● **What the task asks**: Each line of the material holding the word "JSON" must be identified and copied.

● **Material shown**:

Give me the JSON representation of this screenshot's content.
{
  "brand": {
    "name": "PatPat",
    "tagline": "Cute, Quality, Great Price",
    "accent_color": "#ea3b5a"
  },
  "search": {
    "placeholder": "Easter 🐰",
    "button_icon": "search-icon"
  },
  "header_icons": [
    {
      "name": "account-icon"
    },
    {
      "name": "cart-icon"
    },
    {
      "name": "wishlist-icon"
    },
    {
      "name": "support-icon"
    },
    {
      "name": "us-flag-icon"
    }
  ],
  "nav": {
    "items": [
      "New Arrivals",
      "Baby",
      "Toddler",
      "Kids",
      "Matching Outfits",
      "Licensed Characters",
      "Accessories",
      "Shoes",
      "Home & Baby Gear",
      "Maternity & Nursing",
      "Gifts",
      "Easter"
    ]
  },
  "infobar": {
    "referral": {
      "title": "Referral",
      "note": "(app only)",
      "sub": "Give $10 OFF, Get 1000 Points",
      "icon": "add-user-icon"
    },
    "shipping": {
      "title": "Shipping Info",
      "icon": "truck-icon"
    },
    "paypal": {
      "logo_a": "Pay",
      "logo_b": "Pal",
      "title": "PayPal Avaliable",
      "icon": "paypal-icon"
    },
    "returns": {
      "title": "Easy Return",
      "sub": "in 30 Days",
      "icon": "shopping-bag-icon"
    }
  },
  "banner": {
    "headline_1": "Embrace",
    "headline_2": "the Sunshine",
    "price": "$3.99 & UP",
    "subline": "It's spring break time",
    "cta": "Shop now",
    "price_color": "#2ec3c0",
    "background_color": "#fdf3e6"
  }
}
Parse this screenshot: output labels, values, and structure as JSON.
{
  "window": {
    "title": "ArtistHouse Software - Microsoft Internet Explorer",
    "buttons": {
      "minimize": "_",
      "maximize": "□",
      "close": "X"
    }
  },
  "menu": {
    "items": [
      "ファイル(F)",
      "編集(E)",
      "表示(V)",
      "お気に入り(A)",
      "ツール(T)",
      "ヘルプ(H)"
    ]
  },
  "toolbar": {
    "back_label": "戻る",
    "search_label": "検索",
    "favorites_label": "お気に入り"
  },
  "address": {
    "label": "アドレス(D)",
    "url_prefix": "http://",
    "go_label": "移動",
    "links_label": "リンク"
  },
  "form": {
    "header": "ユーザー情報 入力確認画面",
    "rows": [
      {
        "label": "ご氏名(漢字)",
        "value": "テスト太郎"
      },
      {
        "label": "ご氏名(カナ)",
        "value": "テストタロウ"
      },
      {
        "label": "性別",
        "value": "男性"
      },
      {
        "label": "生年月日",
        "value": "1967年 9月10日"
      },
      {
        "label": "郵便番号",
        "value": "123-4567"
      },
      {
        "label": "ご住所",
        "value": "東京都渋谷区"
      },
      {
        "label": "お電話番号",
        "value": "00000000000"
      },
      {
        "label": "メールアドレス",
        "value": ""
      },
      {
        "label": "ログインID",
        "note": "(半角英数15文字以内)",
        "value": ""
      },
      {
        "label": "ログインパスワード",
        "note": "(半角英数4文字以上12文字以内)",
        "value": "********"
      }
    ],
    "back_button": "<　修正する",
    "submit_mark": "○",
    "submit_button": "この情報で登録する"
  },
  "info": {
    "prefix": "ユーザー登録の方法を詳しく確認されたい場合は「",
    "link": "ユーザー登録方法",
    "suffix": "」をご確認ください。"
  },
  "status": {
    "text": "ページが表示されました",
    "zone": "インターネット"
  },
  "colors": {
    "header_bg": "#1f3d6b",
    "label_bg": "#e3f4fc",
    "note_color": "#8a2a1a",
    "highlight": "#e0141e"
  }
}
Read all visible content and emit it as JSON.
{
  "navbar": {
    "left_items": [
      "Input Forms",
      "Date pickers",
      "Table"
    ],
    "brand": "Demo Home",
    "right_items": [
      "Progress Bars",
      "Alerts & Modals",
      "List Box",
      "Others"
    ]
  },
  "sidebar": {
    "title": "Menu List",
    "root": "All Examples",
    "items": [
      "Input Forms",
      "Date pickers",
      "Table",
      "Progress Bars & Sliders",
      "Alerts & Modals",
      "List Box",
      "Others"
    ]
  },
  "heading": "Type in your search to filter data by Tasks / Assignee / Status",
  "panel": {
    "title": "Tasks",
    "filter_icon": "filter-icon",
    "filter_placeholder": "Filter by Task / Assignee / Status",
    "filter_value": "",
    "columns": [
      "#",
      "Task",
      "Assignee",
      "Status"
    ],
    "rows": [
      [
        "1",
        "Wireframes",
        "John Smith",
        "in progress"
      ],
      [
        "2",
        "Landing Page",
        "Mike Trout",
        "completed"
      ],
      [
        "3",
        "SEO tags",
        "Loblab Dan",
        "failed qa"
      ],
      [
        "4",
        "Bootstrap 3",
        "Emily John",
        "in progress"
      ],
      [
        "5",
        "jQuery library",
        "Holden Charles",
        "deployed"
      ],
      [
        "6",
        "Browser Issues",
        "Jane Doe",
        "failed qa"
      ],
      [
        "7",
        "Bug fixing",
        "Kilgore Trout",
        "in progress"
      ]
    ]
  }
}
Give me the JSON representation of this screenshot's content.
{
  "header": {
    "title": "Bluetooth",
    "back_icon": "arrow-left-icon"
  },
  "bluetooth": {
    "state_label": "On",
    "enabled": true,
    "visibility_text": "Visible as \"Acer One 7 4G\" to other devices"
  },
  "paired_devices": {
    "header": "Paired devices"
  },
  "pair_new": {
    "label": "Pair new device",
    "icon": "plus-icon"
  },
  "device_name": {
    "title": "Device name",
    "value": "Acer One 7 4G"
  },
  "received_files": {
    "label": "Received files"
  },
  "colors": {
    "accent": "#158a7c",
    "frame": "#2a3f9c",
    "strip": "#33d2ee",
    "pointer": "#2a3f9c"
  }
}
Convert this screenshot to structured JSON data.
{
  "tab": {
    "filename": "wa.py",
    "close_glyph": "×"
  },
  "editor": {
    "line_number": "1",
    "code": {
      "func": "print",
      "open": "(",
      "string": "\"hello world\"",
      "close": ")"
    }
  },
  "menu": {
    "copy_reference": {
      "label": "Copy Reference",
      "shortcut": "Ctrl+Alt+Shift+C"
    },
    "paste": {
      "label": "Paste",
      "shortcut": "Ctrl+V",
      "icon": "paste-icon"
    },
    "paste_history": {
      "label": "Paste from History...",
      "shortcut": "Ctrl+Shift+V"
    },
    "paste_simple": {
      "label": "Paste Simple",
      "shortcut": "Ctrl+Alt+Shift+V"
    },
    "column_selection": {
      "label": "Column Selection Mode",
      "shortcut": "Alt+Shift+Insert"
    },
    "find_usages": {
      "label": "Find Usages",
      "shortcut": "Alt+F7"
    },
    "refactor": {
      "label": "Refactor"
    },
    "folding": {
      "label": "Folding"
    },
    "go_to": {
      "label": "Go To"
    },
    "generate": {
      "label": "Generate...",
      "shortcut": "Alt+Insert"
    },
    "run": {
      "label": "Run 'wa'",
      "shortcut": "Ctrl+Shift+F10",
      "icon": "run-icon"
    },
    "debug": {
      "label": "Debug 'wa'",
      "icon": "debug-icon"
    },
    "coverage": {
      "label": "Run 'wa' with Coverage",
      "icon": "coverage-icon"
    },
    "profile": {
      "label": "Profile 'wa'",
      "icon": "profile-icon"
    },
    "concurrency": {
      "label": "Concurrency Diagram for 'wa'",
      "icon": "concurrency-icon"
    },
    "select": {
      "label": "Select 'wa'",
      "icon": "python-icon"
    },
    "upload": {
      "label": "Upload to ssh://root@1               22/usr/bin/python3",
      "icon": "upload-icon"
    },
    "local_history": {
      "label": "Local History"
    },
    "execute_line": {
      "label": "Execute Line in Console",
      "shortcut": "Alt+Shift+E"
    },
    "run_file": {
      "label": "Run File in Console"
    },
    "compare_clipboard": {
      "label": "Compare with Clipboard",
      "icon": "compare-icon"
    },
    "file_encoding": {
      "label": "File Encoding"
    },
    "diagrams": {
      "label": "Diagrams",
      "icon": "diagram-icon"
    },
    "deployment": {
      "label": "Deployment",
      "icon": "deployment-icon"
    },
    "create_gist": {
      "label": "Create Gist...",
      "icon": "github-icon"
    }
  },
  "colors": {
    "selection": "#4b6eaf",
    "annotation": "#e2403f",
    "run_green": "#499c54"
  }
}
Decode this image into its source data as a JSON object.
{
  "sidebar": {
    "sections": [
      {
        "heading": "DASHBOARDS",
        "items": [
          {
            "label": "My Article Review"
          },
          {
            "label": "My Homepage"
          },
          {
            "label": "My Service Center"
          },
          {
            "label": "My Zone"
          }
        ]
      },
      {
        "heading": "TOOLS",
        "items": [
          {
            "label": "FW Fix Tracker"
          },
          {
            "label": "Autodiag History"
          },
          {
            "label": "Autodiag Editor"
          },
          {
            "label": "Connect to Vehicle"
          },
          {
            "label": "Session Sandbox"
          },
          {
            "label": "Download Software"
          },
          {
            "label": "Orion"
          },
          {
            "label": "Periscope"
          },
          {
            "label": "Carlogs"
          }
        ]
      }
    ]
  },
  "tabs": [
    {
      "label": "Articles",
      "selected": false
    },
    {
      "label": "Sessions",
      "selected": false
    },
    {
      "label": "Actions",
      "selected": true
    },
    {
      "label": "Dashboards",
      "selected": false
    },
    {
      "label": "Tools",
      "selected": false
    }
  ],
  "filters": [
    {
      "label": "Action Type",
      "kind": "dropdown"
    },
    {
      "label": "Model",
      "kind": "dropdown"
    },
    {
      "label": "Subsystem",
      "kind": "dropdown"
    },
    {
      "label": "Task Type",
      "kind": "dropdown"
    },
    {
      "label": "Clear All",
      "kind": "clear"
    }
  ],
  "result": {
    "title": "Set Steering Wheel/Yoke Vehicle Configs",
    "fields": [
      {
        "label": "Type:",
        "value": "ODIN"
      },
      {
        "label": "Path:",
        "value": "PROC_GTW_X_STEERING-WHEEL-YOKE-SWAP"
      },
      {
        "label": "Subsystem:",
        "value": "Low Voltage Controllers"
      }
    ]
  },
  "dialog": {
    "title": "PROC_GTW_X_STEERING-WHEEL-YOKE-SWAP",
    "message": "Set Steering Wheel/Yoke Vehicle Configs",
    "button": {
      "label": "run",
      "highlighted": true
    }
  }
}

● **The completed task**:
Give me the JSON representation of this screenshot's content.
Parse this screenshot: output labels, values, and structure as JSON.
Read all visible content and emit it as JSON.
Give me the JSON representation of this screenshot's content.
Convert this screenshot to structured JSON data.
Decode this image into its source data as a JSON object.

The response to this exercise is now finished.